Our happy hour group decided to go to the beach for a day of fishing, beach combing, a barbecue, and just plain relaxation. The group wanted to go to the Mustang Island Beach instead of the usual day at the Padre Island National Seashore.
We left at eight and crossed on the Port Aransas ferry. Turning onto the beach access road we headed down the beach until we spotted John’s truck. He had already picked out a spot that was relatively weed free. Spreading out the fisher people among us cast out our poles and almost as quickly we had bites. Unfortunately, the fish were bait stealers and Dave was the only one to catch one.
The day was beautiful and any day on the beach is good so we rebaited the poles and cast out again. Dale did catch several whitefish, one of which was really nice. Terry caught another, but that was it. Still the hot dogs tasted good and we successfully enjoyed our beach lunch.
On the way back home, Renita and I decided to drive the beach. Not much was happening, fish wise, but the beach was lined with cars as it seemed like everyone had decided to have a nice beach day. We arrived at the South Jetty just as a lady was landing a small stingray.
Renita suggested that I should walk down the jetty and check out the fishing, and I was glad she did! People were catching Spanish mackerel! I watched awhile and took some images so I could find the spot myself.
The next day John, Dave, and I arrived early. Our buckets were full of live shrimp and I hoped the fish would still be there. The waves had built and it was tough to fish the mackerel side. Another mackerel fisherman walked out and cast out several times before stating that it was going to be a bad mackerel day as the waves were too large.

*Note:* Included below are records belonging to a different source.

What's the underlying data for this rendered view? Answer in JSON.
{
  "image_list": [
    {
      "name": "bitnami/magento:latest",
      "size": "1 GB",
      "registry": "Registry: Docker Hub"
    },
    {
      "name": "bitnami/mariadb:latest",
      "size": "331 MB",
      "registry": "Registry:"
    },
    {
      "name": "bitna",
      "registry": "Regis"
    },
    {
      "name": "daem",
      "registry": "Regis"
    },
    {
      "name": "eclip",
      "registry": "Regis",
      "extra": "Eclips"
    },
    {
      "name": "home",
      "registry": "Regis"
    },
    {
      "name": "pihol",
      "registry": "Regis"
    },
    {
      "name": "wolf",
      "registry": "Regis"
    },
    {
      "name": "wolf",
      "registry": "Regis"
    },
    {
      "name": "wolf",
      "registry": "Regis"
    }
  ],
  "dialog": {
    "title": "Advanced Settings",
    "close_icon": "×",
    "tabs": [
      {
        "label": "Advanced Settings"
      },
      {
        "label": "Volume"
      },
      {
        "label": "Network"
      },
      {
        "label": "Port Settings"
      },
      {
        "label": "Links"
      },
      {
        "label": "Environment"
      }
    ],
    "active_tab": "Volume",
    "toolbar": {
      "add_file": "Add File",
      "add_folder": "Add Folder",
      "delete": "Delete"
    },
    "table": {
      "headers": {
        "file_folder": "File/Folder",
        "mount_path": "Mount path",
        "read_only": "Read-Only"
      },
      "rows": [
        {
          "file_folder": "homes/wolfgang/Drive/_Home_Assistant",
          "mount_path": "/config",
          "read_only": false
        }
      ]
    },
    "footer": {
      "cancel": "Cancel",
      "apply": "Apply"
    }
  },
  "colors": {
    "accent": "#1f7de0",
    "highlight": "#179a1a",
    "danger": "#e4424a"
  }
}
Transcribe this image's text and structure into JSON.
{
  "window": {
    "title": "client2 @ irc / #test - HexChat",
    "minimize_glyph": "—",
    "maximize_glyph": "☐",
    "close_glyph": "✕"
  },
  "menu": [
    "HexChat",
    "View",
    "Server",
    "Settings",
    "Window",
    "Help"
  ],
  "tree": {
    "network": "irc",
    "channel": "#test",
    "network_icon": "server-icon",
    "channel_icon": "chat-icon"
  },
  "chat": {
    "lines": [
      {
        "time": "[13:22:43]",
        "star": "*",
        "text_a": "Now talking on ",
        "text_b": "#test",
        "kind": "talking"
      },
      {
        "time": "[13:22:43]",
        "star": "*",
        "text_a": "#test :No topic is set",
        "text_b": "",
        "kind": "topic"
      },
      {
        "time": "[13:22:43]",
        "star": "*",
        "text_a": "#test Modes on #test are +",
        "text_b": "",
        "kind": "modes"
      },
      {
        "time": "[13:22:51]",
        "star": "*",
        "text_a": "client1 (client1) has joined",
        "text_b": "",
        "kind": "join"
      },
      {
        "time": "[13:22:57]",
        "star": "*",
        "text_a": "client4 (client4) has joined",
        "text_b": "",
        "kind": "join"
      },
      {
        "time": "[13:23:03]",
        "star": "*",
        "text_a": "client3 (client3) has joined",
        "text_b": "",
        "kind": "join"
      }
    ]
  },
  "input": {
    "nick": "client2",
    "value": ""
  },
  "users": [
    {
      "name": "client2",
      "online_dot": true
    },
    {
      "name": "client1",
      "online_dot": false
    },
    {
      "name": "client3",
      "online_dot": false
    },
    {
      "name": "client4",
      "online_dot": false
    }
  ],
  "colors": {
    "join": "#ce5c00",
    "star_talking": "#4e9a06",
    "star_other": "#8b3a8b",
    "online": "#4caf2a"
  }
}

After he left two more mackerel fishermen arrived and one caught a Spanish mackerel! We moved further out and Dave had a strike, yelling for the net. I arrived with the net about the time he hoisted the fish over the rocks.
Before too long John caught a nice Spanish mackerel and I tried to will one to bite on my pole. One did bite and as it ran the hook didn’t set properly. A hour passed and no more fish, or even bites. Suddenly my bobber disappeared and the line tightened as a fish made a run!
I had changed to a larger circle hook and it worked as the fish hooked itself, I had my first Texas Spanish Mackerel and then two more before John set the hook on his second fish. The waves continued to build but we did end up with eight mackerel!
Back at the rv park I told some other fishermen that we had caught Spanish mackerel and most turned up their noses. People here seem to think that the only fish worth eating is redfish. Several told me that they had tried to deep fry them and that they had tasted terrible.
Spanish mackerel are an oily fish, like salmon. They need to be grilled and I had a great recipe! First I fired up the grill and let it get really hot. Putting the fish in a fish grilling basket, I seasoned them with Cajun seasoning, olive oil, and a dab of butter.
Letting them grill for five minutes I squeezed lemon juice on the fish and turned them once. Testing them with a fork they flaked and we sat down to a delicious meal of grilled Spanish mackerel, grape salad, garlic toast, and risotto.
Anyone who doesn’t like Spanish mackerel learns to do two things. First get them on ice as soon as possible and second throw away the deep fryer. The limit is fifteen a day, that tells you that the fish are sustainable and seldom harvested.
Now if the weather would break and the waves calm down, we could go out there again! Clear skies